(What the task requires) From the entries that follow, extract each line holding the string "JSON".

::: Data records

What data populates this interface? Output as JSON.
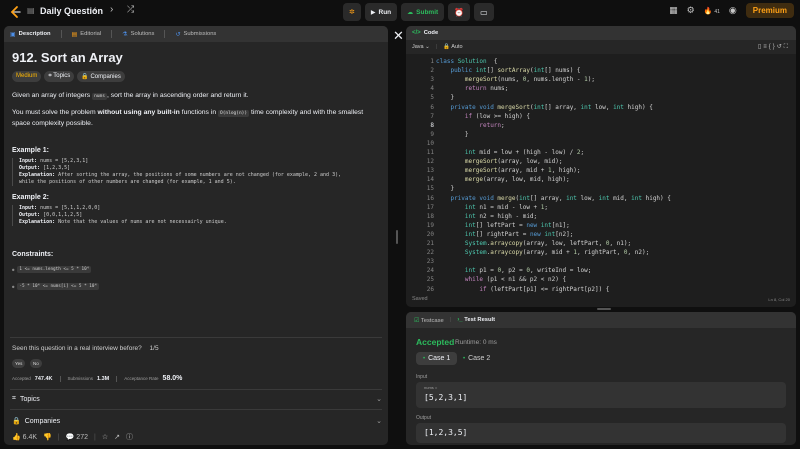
{
  "topbar": {
    "title": "Daily Question",
    "run_label": "Run",
    "submit_label": "Submit",
    "premium_label": "Premium",
    "streak_count": "41"
  },
  "left_tabs": [
    "Description",
    "Editorial",
    "Solutions",
    "Submissions"
  ],
  "problem": {
    "title": "912. Sort an Array",
    "difficulty": "Medium",
    "topics_label": "Topics",
    "companies_label": "Companies",
    "p1_a": "Given an array of integers ",
    "p1_code": "nums",
    "p1_b": ", sort the array in ascending order and return it.",
    "p2_a": "You must solve the problem ",
    "p2_bold": "without using any built-in",
    "p2_b": " functions in ",
    "p2_code": "O(nlog(n))",
    "p2_c": " time complexity and with the smallest space complexity possible.",
    "example1": {
      "heading": "Example 1:",
      "input_label": "Input:",
      "input": " nums = [5,2,3,1]",
      "output_label": "Output:",
      "output": " [1,2,3,5]",
      "explanation_label": "Explanation:",
      "explanation": " After sorting the array, the positions of some numbers are not changed (for example, 2 and 3),",
      "explanation2": "while the positions of other numbers are changed (for example, 1 and 5)."
    },
    "example2": {
      "heading": "Example 2:",
      "input_label": "Input:",
      "input": " nums = [5,1,1,2,0,0]",
      "output_label": "Output:",
      "output": " [0,0,1,1,2,5]",
      "explanation_label": "Explanation:",
      "explanation": " Note that the values of nums are not necessairly unique."
    },
    "constraints_heading": "Constraints:",
    "constraints": [
      "1 <= nums.length <= 5 * 10⁴",
      "-5 * 10⁴ <= nums[i] <= 5 * 10⁴"
    ],
    "seen_text": "Seen this question in a real interview before?",
    "seen_count": "1/5",
    "yes_label": "Yes",
    "no_label": "No",
    "accepted_label": "Accepted",
    "accepted_value": "747.4K",
    "submissions_label": "Submissions",
    "submissions_value": "1.3M",
    "rate_label": "Acceptance Rate",
    "rate_value": "58.0%",
    "topics_section": "Topics",
    "companies_section": "Companies",
    "likes": "6.4K",
    "comments": "272"
  },
  "editor": {
    "tab_label": "Code",
    "language": "Java",
    "autocomplete": "Auto",
    "status": "Saved",
    "cursor": "Ln 8, Col 20",
    "lines": [
      [
        [
          "k",
          "class "
        ],
        [
          "t",
          "Solution"
        ],
        [
          "",
          "  {"
        ]
      ],
      [
        [
          "",
          "    "
        ],
        [
          "k",
          "public "
        ],
        [
          "t",
          "int"
        ],
        [
          "",
          "[] "
        ],
        [
          "f",
          "sortArray"
        ],
        [
          "",
          "("
        ],
        [
          "t",
          "int"
        ],
        [
          "",
          "[] nums) {"
        ]
      ],
      [
        [
          "",
          "        "
        ],
        [
          "f",
          "mergeSort"
        ],
        [
          "",
          "(nums, "
        ],
        [
          "n",
          "0"
        ],
        [
          "",
          ", nums.length - "
        ],
        [
          "n",
          "1"
        ],
        [
          "",
          ");"
        ]
      ],
      [
        [
          "",
          "        "
        ],
        [
          "p",
          "return"
        ],
        [
          "",
          " nums;"
        ]
      ],
      [
        [
          "",
          "    }"
        ]
      ],
      [
        [
          "",
          "    "
        ],
        [
          "k",
          "private void "
        ],
        [
          "f",
          "mergeSort"
        ],
        [
          "",
          "("
        ],
        [
          "t",
          "int"
        ],
        [
          "",
          "[] array, "
        ],
        [
          "t",
          "int"
        ],
        [
          "",
          " low, "
        ],
        [
          "t",
          "int"
        ],
        [
          "",
          " high) {"
        ]
      ],
      [
        [
          "",
          "        "
        ],
        [
          "p",
          "if"
        ],
        [
          "",
          " (low >= high) {"
        ]
      ],
      [
        [
          "",
          "            "
        ],
        [
          "p",
          "return"
        ],
        [
          "",
          ";"
        ]
      ],
      [
        [
          "",
          "        }"
        ]
      ],
      [
        [
          "",
          ""
        ]
      ],
      [
        [
          "",
          "        "
        ],
        [
          "t",
          "int"
        ],
        [
          "",
          " mid = low + (high - low) / "
        ],
        [
          "n",
          "2"
        ],
        [
          "",
          ";"
        ]
      ],
      [
        [
          "",
          "        "
        ],
        [
          "f",
          "mergeSort"
        ],
        [
          "",
          "(array, low, mid);"
        ]
      ],
      [
        [
          "",
          "        "
        ],
        [
          "f",
          "mergeSort"
        ],
        [
          "",
          "(array, mid + "
        ],
        [
          "n",
          "1"
        ],
        [
          "",
          ", high);"
        ]
      ],
      [
        [
          "",
          "        "
        ],
        [
          "f",
          "merge"
        ],
        [
          "",
          "(array, low, mid, high);"
        ]
      ],
      [
        [
          "",
          "    }"
        ]
      ],
      [
        [
          "",
          "    "
        ],
        [
          "k",
          "private void "
        ],
        [
          "f",
          "merge"
        ],
        [
          "",
          "("
        ],
        [
          "t",
          "int"
        ],
        [
          "",
          "[] array, "
        ],
        [
          "t",
          "int"
        ],
        [
          "",
          " low, "
        ],
        [
          "t",
          "int"
        ],
        [
          "",
          " mid, "
        ],
        [
          "t",
          "int"
        ],
        [
          "",
          " high) {"
        ]
      ],
      [
        [
          "",
          "        "
        ],
        [
          "t",
          "int"
        ],
        [
          "",
          " n1 = mid - low + "
        ],
        [
          "n",
          "1"
        ],
        [
          "",
          ";"
        ]
      ],
      [
        [
          "",
          "        "
        ],
        [
          "t",
          "int"
        ],
        [
          "",
          " n2 = high - mid;"
        ]
      ],
      [
        [
          "",
          "        "
        ],
        [
          "t",
          "int"
        ],
        [
          "",
          "[] leftPart = "
        ],
        [
          "k",
          "new "
        ],
        [
          "t",
          "int"
        ],
        [
          "",
          "[n1];"
        ]
      ],
      [
        [
          "",
          "        "
        ],
        [
          "t",
          "int"
        ],
        [
          "",
          "[] rightPart = "
        ],
        [
          "k",
          "new "
        ],
        [
          "t",
          "int"
        ],
        [
          "",
          "[n2];"
        ]
      ],
      [
        [
          "",
          "        "
        ],
        [
          "t",
          "System"
        ],
        [
          "",
          "."
        ],
        [
          "f",
          "arraycopy"
        ],
        [
          "",
          "(array, low, leftPart, "
        ],
        [
          "n",
          "0"
        ],
        [
          "",
          ", n1);"
        ]
      ],
      [
        [
          "",
          "        "
        ],
        [
          "t",
          "System"
        ],
        [
          "",
          "."
        ],
        [
          "f",
          "arraycopy"
        ],
        [
          "",
          "(array, mid + "
        ],
        [
          "n",
          "1"
        ],
        [
          "",
          ", rightPart, "
        ],
        [
          "n",
          "0"
        ],
        [
          "",
          ", n2);"
        ]
      ],
      [
        [
          "",
          ""
        ]
      ],
      [
        [
          "",
          "        "
        ],
        [
          "t",
          "int"
        ],
        [
          "",
          " p1 = "
        ],
        [
          "n",
          "0"
        ],
        [
          "",
          ", p2 = "
        ],
        [
          "n",
          "0"
        ],
        [
          "",
          ", writeInd = low;"
        ]
      ],
      [
        [
          "",
          "        "
        ],
        [
          "p",
          "while"
        ],
        [
          "",
          " (p1 < n1 && p2 < n2) {"
        ]
      ],
      [
        [
          "",
          "            "
        ],
        [
          "p",
          "if"
        ],
        [
          "",
          " (leftPart[p1] <= rightPart[p2]) {"
        ]
      ]
    ]
  },
  "result": {
    "testcase_label": "Testcase",
    "result_label": "Test Result",
    "verdict": "Accepted",
    "runtime": "Runtime: 0 ms",
    "case1": "Case 1",
    "case2": "Case 2",
    "input_label": "Input",
    "input_var": "nums =",
    "input_value": "[5,2,3,1]",
    "output_label": "Output",
    "output_value": "[1,2,3,5]"
  },
  "colors": {
    "accent_green": "#2cbb5d",
    "accent_orange": "#ffa116",
    "medium": "#ffb800"
  }
}
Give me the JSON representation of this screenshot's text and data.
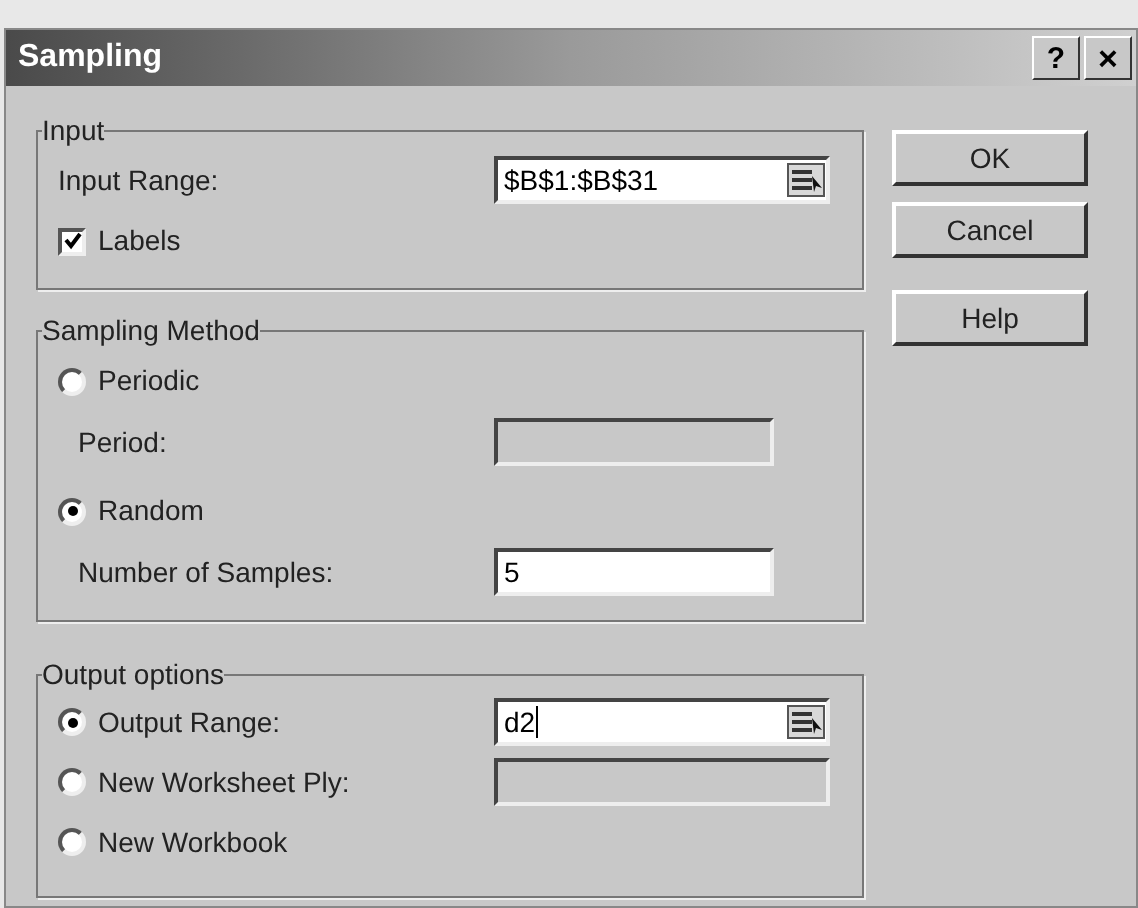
{
  "window": {
    "title": "Sampling",
    "help_button": "?",
    "close_button": "×"
  },
  "input": {
    "title": "Input",
    "range": {
      "label": "Input Range:",
      "value": "$B$1:$B$31",
      "kind": "ref"
    },
    "labels_checkbox": {
      "label": "Labels",
      "checked": true
    }
  },
  "sampling_method": {
    "title": "Sampling Method",
    "options": [
      {
        "label": "Periodic",
        "selected": false,
        "field": {
          "label": "Period:",
          "kind": "plain",
          "disabled": true
        }
      },
      {
        "label": "Random",
        "selected": true,
        "field": {
          "label": "Number of Samples:",
          "value": "5",
          "kind": "plain",
          "disabled": false
        }
      }
    ]
  },
  "output_options": {
    "title": "Output options",
    "options": [
      {
        "label": "Output Range:",
        "selected": true,
        "field": {
          "value": "d2",
          "kind": "ref",
          "disabled": false,
          "caret": true
        }
      },
      {
        "label": "New Worksheet Ply:",
        "selected": false,
        "field": {
          "kind": "ref_blank",
          "disabled": true
        }
      },
      {
        "label": "New Workbook",
        "selected": false
      }
    ]
  },
  "buttons": [
    {
      "label": "OK"
    },
    {
      "label": "Cancel"
    },
    {
      "label": "Help"
    }
  ]
}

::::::

(Exercise response)
What data populates this interface? Output as JSON.
Give me the JSON representation of this screenshot's text and data.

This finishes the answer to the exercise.